Export & Archive Your SharePoint Content
Archiving your SharePoint Content without losing the metadata, ownership, etc. can serve multiple purposes, but is easier said than done. Sharegate makes the task a walk in the park! Benjamin Niaulin, Office 365 MVP, gives us a walk-through of how to use Sharegate to export and archive SharePoint content.
During some migrations, I like to export something that's in my old SharePoint, but not necessarily migrate it. I don't want to keep it in the old SharePoint because I plan to take down the server. Let me give you an example. Say I'm going from SharePoint 2007 to 2013, or 2016, or even to Office 365. There are some libraries that I don't really want to migrate, but I don't necessarily want to completely destroy it with the server, and I could create a backup, but that means I would have to go through the whole restore procedure.
Archive SharePoint Content for further use
Sometimes what I like to do is export a document library and all of its content, or a list and all of its content, keep all the metadata, keep all the versions, keep all the security applied to it, know everything about it, and put it on a share drive, or maybe even put it in read-only and allow people to access it, if they still need to after the migration. Of course, there are tons of other reasons why you would want to archive or export something from SharePoint. This is my most common scenario, of course.
To do this, I'm going to jump from the Explorer in Sharegate where I manage security and run my reports on my environment, and I'm going to go to the migration experience. Once the migration experience launches at the bottom, we have something called Export from SharePoint right here. The Export from SharePoint, like it says, allows you to export content from a document library or from a list and put it on your file share. The way that it works is very straightforward. You click on Export, and you choose what you plan on exporting. I'm going to take that large document library, with 100 some odd items in there, because I know I have tons of metadata and lots of cool things that I know I need to grab.
Drag and drop your content
Great. I'm going to select the site (there are no sub-sites in this one). You're going to see, on the left hand side, the source - which, in this case, is the SharePoint environment in which you want to export something from. On the right hand side you'll have your computer, your desktop, when your file shares are connected. I'm going to go into my desktop. What I'll do, in fact, is I'm going to create a folder in it so that I can export everything there. I'm going to open up my files, go to my desktop, and create a new folder. I'll call it Export. You can call this whatever you like, of course.
Once that's done, I'm going to choose the document library. In this case, it's the Documents Library. Of course, I need to refresh my computer here, open up my Export folder, and I'm going to drag and drop, just like before. You could also click on the Export button here. Once that's done, it's going to ask you if you want to preserve the versioning, if you want to limit the versioning, and if you want to flatten the folder hierarchy. That's it. You press on Export, and everything will get exported into the Share drive, file share, or desktop. Wherever you wish to export that document library.

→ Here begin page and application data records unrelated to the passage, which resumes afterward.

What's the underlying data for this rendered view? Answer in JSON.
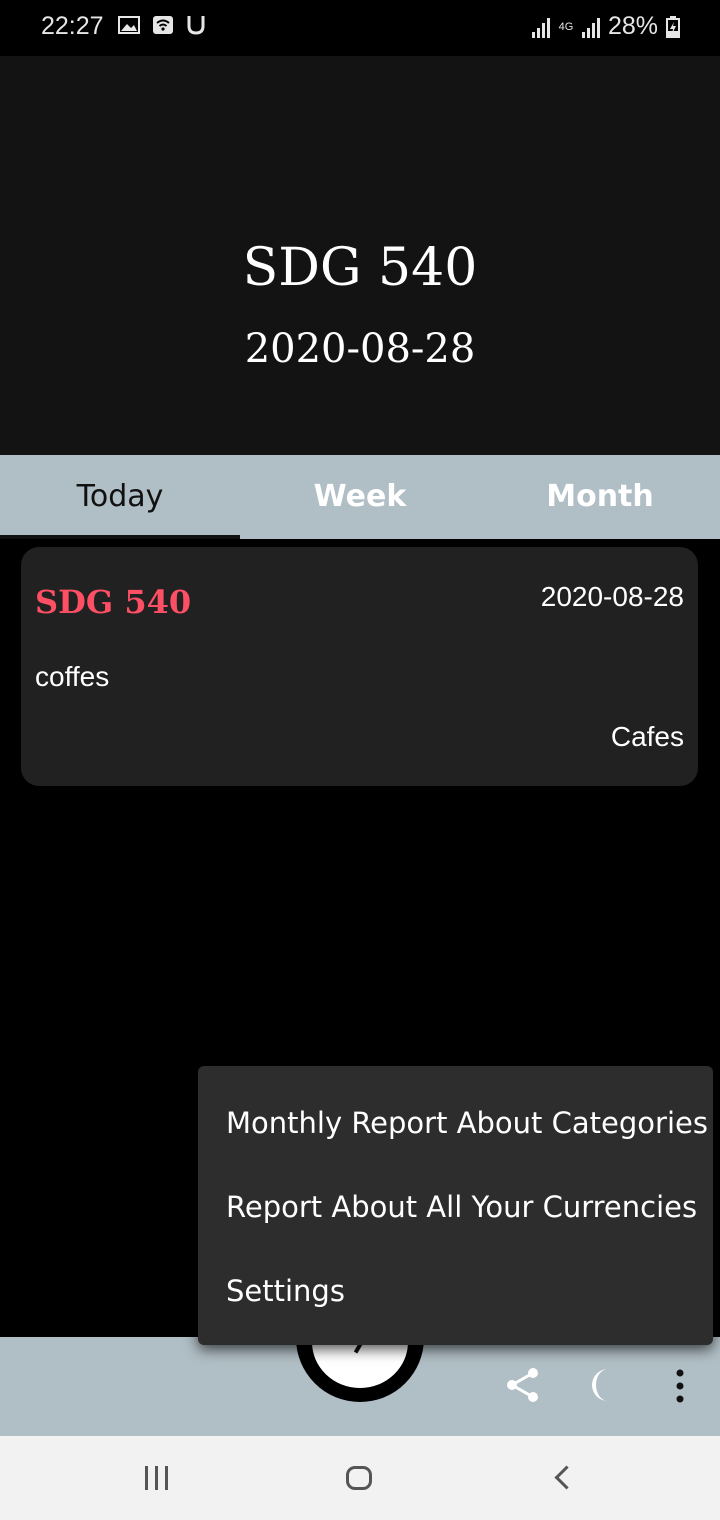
{
  "status_bar": {
    "time": "22:27",
    "left_icons": [
      "image-icon",
      "wifi-icon",
      "u-icon"
    ],
    "network_type": "4G",
    "battery": "28%"
  },
  "header": {
    "title": "SDG 540",
    "date": "2020-08-28"
  },
  "tabs": [
    {
      "label": "Today",
      "active": true
    },
    {
      "label": "Week",
      "active": false
    },
    {
      "label": "Month",
      "active": false
    }
  ],
  "entry": {
    "amount": "SDG 540",
    "date": "2020-08-28",
    "description": "coffes",
    "category": "Cafes",
    "amount_color": "#ff4f64"
  },
  "menu": {
    "items": [
      "Monthly Report About Categories",
      "Report About All Your Currencies",
      "Settings"
    ]
  },
  "bottom_bar": {
    "icons": [
      "share-icon",
      "moon-icon",
      "more-vert-icon"
    ],
    "fab_icon": "check-icon",
    "color": "#b0bec5"
  },
  "nav_bar": {
    "icons": [
      "recents-icon",
      "home-icon",
      "back-icon"
    ]
  }
}
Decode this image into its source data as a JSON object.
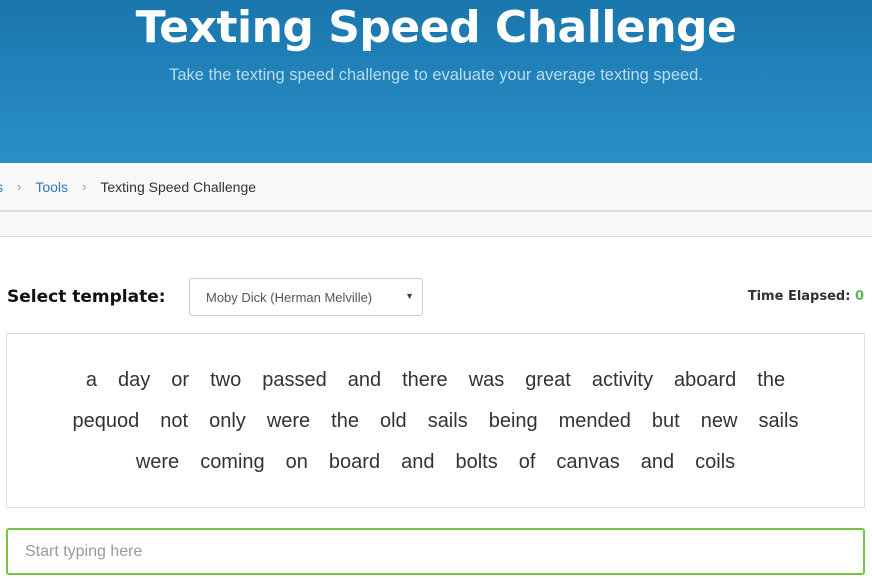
{
  "header": {
    "title": "Texting Speed Challenge",
    "subtitle": "Take the texting speed challenge to evaluate your average texting speed."
  },
  "breadcrumb": {
    "items": [
      "s",
      "Tools",
      "Texting Speed Challenge"
    ],
    "separator": "›"
  },
  "controls": {
    "select_label": "Select template:",
    "selected_template": "Moby Dick (Herman Melville)",
    "caret": "▼",
    "time_label": "Time Elapsed: ",
    "time_value": "0"
  },
  "passage": {
    "lines": [
      [
        "a",
        "day",
        "or",
        "two",
        "passed",
        "and",
        "there",
        "was",
        "great",
        "activity",
        "aboard",
        "the"
      ],
      [
        "pequod",
        "not",
        "only",
        "were",
        "the",
        "old",
        "sails",
        "being",
        "mended",
        "but",
        "new",
        "sails"
      ],
      [
        "were",
        "coming",
        "on",
        "board",
        "and",
        "bolts",
        "of",
        "canvas",
        "and",
        "coils"
      ]
    ]
  },
  "input": {
    "placeholder": "Start typing here",
    "value": ""
  },
  "colors": {
    "accent": "#2a8fc7",
    "success": "#5cb85c",
    "input_border": "#7ac142"
  }
}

Let's check out what happened with the results. I'll go into my files and folder on my desktop where I created that folder called Export. I'll open it up, and you'll see that you have the folder that represents the name of the document library, or list, that you had exported. Of course, if you had exported an entire site or site collection, it would be presented in a folder structure as well. I'll double click on the Documents Library, and you'll see that there's a folder for the documents where you'll find all the content that has been exported.
Don't be alarmed if you see that the modified date is exactly the one in which you had exported, and not the original, because all of that information is actually stored in the Excel file that's associated with this document library. Why? Because we want to be able to import it back, perhaps in the future.
At least, you still have the entire source path, destination path, the version when it was exported, the document, the metadata. Everything is still available, including the content types. Everything is right here, created dates, created by. Everything you need so that you can know everything about your content, and if you need to import it back with our import from file share to SharePoint.
Definitely very useful. If you're not sure you want to bring something in during the migration, but not really convinced that you want to let it go with the server either, definitely check it out.